I read a lot of manuscripts that have chapter headings. Ch. 1: The Sniveling Beagle, Ch. 2: Of Peanut Butter and Daiquiris…and so on. I understand that the author uses chapter headings in order to set the reader up as to what they are going to read. But is it necessary?
I’m going to be honest here – I don’t normally read them because they don’t usually make any sense – like I”m supposed to derive some meaning from them but I’m too brain-addled to figure it out. Or worse – the chapter heading was far more clever than the chapter itself! Does this mean I should go stand in the corner and let the beagle draw frowny faces with my bloody red editing pen?
The reason I don’t read them is that they don’t normally reveal anything. I haven’t read the chapter yet, so “Of Peanut Butter and Daiquiris” has no meaning to me. Sure, it’s cute and catchy, but is that a reason to have it there? And by the time I’ve read the chapter, I no longer care about the chapter heading because I’ve moved on to the next chapter.
It seems that a lot of the chapter headings I’ve been seeing lately are like little teasers – as if to say, “Please stay engaged in my story.” It’s as though chapter headings want to join in with the elite crowd that consists of a great title, great synopsis, great tag line, great cover art…and a great story.
But the thing is, a great story doesn’t necessarily need chapter headings because the reader is so engaged, they’ll barely glance at the heading. They’ll simply dig into the chapter.
I know lots of people who don’t read a prologue because the poor prologue has been so abused over the years and reduced to info dumps and all sorts of other literary transgressions. My feeling is if the prologue belongs there – meaning that it contains information the reader needs so that the story makes sense, or it has information that doesn’t fit anywhere else in the book and it’s vital to the storyline.
And that’s the quandary with chapter headings.
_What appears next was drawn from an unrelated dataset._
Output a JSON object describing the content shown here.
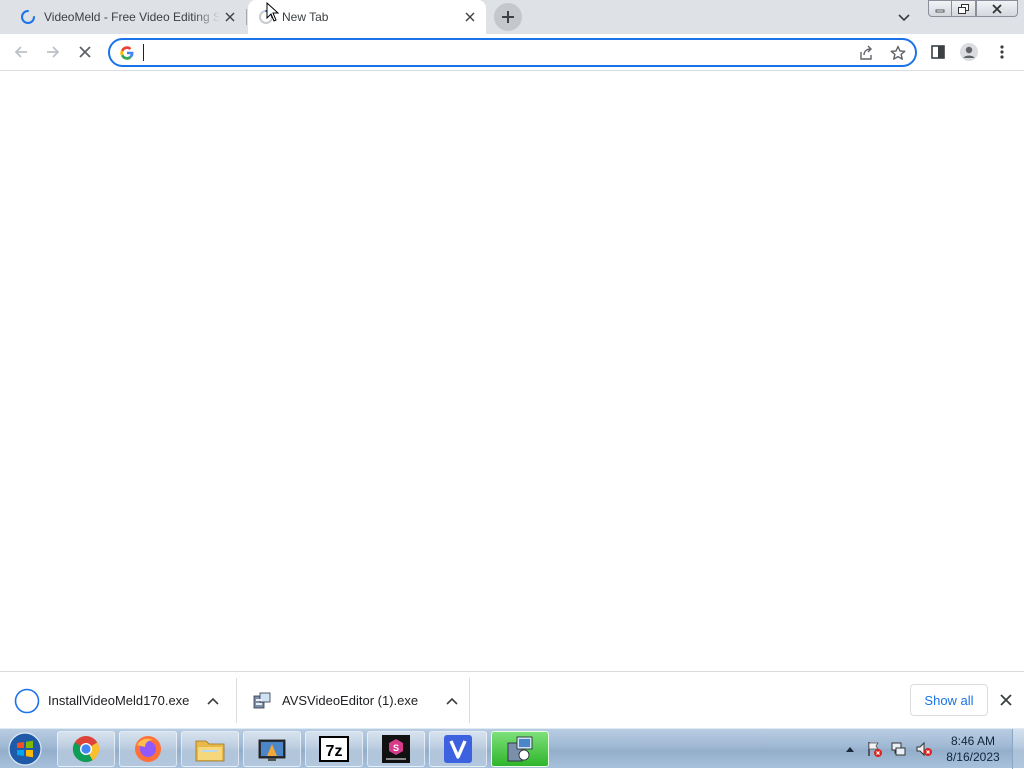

They carry none of those burdens, so what’s their purpose?
Authors aren’t intentionally lazy, but there are certain things they do to create the same result. Most chapters need to transition into each other in much the same way paragraphs do. I’ve noticed that chapters headings tend to have little segue into the following chapter because the author let the heading do the job for them.
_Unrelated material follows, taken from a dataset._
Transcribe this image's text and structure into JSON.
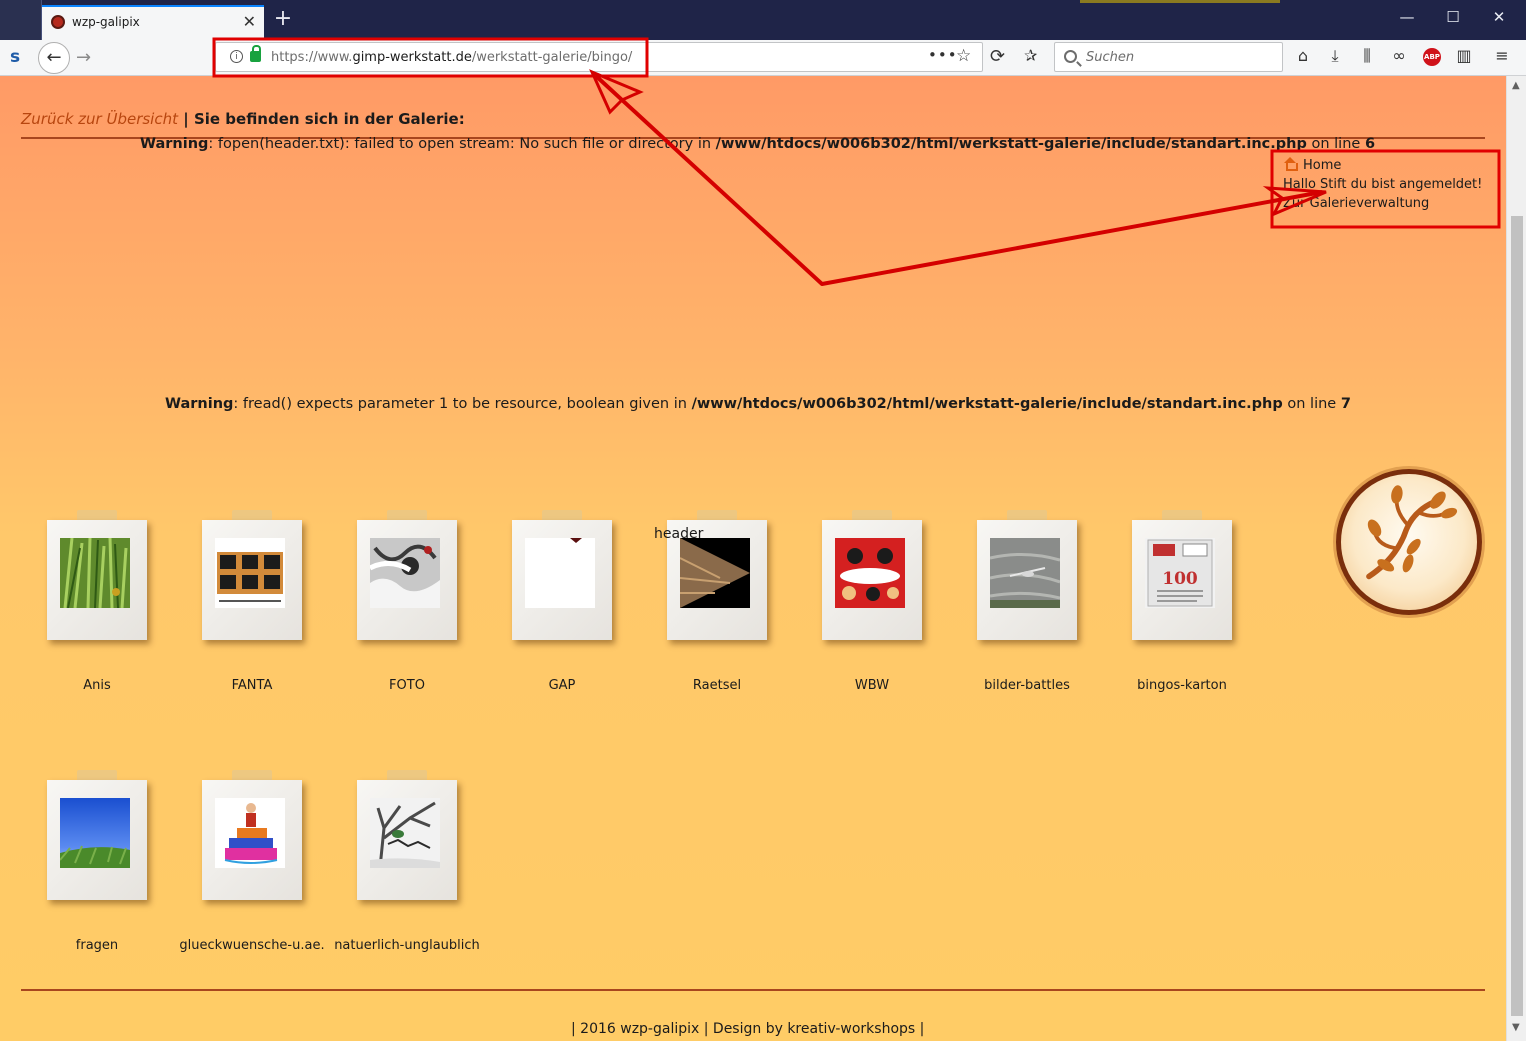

It’s a lot like my aversion to relying on punctuation to do the job of writing. If you pepper your manuscript with exclamation points, you tend to get lazy about conveying the emotion of fear or excitement. “Hey, no worries,” sez you, “I stuck an exclamation point in there. The reader understands my character is yelling/excited/angry.”
Problem is, they don’t always get it. Or they get bored because they keep seeing them. Chapter headings mean little to the reader because they haven’t read the chapter yet. Many headings are too elusive for the reader to derive its meaning, and by the time they read the chapter, the heading is moot.
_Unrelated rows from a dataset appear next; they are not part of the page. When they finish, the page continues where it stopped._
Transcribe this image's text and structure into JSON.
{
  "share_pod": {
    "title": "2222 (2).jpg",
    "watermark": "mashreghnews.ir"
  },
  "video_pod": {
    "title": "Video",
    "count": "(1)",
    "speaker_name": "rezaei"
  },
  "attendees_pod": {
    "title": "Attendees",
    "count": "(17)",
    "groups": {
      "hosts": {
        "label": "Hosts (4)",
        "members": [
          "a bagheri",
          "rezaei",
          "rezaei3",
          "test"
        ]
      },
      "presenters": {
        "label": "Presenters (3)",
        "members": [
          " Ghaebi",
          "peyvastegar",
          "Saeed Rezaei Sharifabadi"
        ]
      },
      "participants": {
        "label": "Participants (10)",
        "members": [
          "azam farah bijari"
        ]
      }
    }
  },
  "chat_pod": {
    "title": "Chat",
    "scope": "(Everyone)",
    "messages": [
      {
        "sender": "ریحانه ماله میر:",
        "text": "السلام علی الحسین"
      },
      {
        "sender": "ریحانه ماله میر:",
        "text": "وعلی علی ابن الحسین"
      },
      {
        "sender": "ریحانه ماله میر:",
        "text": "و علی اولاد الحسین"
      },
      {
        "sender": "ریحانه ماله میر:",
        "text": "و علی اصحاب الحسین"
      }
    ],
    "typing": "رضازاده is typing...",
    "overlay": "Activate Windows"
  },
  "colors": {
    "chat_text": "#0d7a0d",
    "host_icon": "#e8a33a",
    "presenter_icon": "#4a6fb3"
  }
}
Now, in spite of my heading aversion, there are times when it makes sense to have chapter headings. Nonfiction is one of those places where it’s helpful because you’re conveying little tidbits of information. These chapter headings aren’t cutesy or allegorical. They are to the point and let the reader know where this chapter is headed. And it’s intentional.
Like everything else literary, there are no hard fast rules. It’s a gut feel. It might be helpful to ask yourself is why you have chapter headings at all. Just like everything else in your manuscript, you need to have a reason for having it there – whether it’s a prologue or backstory. If you go about writing your book consciously, then you may find that chapter headings add zip to your book or have no impact whatsoever. Consider removing and ask yourself whether your book has the same punch and pow.
Conversely, ask yourself why you want them there. It may be that it’s perfectly fine to include them. All I ask is that you consider them consciously rather than falling into the trap that “all books have chapter headings.” They don’t, and you should make sure yours are there for a specific reason.
So how does it go for you? Chapter headings or simple numbers? If so, why?